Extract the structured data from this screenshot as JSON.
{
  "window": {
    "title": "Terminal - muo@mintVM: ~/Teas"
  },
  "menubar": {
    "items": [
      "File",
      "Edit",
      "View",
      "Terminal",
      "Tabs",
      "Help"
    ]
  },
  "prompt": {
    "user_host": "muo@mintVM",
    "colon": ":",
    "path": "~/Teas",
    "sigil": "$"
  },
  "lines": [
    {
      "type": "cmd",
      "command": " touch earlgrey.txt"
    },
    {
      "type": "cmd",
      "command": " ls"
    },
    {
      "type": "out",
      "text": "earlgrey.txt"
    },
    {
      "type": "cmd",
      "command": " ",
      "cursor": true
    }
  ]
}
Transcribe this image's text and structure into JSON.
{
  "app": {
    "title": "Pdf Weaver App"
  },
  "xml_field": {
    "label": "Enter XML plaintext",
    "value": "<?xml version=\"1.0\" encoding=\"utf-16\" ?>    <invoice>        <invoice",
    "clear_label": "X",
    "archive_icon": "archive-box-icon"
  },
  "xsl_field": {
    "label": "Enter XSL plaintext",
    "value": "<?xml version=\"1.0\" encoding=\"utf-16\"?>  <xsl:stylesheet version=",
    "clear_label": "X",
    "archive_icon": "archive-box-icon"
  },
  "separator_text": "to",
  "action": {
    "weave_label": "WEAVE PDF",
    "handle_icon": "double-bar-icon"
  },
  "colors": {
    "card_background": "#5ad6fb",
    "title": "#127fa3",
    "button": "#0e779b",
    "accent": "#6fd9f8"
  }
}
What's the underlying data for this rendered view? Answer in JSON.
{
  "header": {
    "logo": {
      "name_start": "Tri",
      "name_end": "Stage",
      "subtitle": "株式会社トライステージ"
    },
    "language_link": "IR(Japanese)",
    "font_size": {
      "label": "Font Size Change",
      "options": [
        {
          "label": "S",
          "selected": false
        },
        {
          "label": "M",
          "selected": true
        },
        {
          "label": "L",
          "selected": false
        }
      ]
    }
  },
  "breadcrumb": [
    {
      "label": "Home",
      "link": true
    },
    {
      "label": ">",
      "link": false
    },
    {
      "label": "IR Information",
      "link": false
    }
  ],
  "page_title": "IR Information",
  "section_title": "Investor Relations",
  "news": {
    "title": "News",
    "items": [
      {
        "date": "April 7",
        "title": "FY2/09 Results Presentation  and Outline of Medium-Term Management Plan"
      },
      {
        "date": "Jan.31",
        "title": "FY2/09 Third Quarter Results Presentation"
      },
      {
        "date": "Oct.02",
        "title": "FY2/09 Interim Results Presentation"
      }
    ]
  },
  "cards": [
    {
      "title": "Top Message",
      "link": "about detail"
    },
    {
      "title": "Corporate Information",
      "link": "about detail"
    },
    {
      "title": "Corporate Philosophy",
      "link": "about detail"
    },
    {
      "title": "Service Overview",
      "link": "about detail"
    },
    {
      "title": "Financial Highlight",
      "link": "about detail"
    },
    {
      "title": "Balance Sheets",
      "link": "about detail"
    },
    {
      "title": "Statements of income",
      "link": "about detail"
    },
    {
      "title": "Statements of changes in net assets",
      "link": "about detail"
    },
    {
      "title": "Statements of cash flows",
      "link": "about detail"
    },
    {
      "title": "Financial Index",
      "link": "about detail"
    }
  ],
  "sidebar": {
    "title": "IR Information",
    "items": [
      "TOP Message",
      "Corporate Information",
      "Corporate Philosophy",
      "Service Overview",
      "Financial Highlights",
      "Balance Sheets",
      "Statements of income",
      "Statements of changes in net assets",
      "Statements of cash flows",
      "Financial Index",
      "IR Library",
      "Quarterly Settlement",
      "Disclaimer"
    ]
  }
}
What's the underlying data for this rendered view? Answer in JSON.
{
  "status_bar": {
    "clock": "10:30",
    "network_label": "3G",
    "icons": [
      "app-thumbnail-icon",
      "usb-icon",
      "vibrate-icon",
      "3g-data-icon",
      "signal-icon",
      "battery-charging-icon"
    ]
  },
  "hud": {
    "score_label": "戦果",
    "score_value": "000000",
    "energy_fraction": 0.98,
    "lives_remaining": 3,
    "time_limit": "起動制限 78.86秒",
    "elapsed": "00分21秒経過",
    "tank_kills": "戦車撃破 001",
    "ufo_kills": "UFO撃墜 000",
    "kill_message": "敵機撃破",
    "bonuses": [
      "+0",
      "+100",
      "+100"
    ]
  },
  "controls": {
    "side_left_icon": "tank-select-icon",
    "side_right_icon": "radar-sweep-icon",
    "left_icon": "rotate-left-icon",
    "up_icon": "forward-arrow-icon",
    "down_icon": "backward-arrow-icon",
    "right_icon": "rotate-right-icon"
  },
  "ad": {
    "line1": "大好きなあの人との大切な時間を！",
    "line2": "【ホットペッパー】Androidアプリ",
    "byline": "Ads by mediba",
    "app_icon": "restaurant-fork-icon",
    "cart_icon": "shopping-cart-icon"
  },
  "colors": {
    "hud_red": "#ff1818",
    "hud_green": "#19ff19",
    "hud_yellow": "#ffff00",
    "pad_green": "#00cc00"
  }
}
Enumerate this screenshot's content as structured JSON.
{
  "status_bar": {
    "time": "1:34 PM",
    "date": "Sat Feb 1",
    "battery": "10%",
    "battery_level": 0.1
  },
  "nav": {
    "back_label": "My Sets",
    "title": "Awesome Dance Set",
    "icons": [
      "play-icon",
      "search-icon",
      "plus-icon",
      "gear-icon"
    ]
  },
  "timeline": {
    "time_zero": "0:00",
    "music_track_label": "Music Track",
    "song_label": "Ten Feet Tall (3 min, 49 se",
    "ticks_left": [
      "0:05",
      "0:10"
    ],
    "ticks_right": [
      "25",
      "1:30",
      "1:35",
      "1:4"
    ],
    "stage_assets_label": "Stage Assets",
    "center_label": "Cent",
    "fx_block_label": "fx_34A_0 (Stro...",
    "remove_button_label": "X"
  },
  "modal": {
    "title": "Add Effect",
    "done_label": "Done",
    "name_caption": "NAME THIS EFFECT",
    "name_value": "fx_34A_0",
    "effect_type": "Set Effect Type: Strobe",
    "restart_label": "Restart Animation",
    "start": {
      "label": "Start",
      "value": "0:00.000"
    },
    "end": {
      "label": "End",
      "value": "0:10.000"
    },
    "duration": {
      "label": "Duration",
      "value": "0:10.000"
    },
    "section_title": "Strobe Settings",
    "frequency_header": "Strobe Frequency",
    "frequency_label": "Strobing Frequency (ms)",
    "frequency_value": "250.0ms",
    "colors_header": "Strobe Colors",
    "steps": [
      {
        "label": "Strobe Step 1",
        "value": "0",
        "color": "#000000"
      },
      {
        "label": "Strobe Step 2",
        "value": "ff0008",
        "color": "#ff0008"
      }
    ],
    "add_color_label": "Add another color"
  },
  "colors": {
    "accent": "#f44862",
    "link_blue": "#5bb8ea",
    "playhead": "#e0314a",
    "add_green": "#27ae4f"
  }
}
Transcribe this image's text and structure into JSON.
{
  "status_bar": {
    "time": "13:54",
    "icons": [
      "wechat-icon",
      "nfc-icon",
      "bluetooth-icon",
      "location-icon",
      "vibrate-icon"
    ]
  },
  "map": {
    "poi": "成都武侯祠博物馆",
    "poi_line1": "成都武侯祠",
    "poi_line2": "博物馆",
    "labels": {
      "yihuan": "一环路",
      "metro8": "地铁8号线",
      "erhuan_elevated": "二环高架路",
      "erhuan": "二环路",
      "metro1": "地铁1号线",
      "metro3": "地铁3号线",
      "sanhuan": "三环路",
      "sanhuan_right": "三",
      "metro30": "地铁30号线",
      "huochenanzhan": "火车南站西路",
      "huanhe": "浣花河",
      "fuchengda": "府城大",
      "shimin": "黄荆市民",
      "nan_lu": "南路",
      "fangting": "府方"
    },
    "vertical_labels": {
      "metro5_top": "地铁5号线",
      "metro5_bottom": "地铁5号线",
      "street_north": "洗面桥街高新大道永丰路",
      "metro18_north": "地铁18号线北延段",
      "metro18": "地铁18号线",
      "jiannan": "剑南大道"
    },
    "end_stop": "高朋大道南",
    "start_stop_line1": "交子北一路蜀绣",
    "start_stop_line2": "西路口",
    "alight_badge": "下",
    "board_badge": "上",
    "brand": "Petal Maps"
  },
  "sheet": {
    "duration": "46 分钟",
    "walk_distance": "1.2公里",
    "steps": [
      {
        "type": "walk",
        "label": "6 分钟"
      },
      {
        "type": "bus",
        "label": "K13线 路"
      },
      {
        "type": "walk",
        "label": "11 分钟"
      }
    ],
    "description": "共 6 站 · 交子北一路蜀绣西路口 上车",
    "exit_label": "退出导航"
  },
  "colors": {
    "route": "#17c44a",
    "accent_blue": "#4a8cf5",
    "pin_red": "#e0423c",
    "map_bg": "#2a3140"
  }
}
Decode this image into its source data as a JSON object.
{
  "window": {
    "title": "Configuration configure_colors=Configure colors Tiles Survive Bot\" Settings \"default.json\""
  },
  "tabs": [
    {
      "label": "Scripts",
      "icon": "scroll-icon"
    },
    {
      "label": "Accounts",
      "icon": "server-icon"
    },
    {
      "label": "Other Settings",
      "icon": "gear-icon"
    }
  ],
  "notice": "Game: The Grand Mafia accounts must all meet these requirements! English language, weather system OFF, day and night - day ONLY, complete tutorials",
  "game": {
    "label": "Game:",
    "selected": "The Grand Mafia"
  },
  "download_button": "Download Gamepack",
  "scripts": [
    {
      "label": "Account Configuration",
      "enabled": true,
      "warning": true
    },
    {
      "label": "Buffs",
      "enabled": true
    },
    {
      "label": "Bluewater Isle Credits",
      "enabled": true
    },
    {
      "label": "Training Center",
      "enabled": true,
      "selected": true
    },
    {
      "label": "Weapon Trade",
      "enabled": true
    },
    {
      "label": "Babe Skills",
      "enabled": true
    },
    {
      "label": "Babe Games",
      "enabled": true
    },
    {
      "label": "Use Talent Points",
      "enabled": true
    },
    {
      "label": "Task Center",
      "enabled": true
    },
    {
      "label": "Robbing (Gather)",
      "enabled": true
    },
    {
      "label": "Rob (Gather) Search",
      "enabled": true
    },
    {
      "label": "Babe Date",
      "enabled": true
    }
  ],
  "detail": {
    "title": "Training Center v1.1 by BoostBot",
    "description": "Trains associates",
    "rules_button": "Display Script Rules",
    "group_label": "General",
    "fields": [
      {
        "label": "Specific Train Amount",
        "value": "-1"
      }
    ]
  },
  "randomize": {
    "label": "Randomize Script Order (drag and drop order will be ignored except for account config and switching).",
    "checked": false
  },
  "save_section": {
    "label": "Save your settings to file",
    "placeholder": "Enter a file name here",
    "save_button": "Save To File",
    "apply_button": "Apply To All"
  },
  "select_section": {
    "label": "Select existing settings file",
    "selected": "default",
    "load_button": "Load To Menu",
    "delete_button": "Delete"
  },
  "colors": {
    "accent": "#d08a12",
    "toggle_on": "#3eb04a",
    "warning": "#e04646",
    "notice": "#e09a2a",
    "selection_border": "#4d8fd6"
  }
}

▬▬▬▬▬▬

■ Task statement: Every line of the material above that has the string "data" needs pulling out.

■ The completed task:
Extract the structured data from this screenshot as JSON.
What's the underlying data for this rendered view? Answer in JSON.
What's the underlying data for this rendered view? Answer in JSON.
      "3g-data-icon",
Decode this image into its source data as a JSON object.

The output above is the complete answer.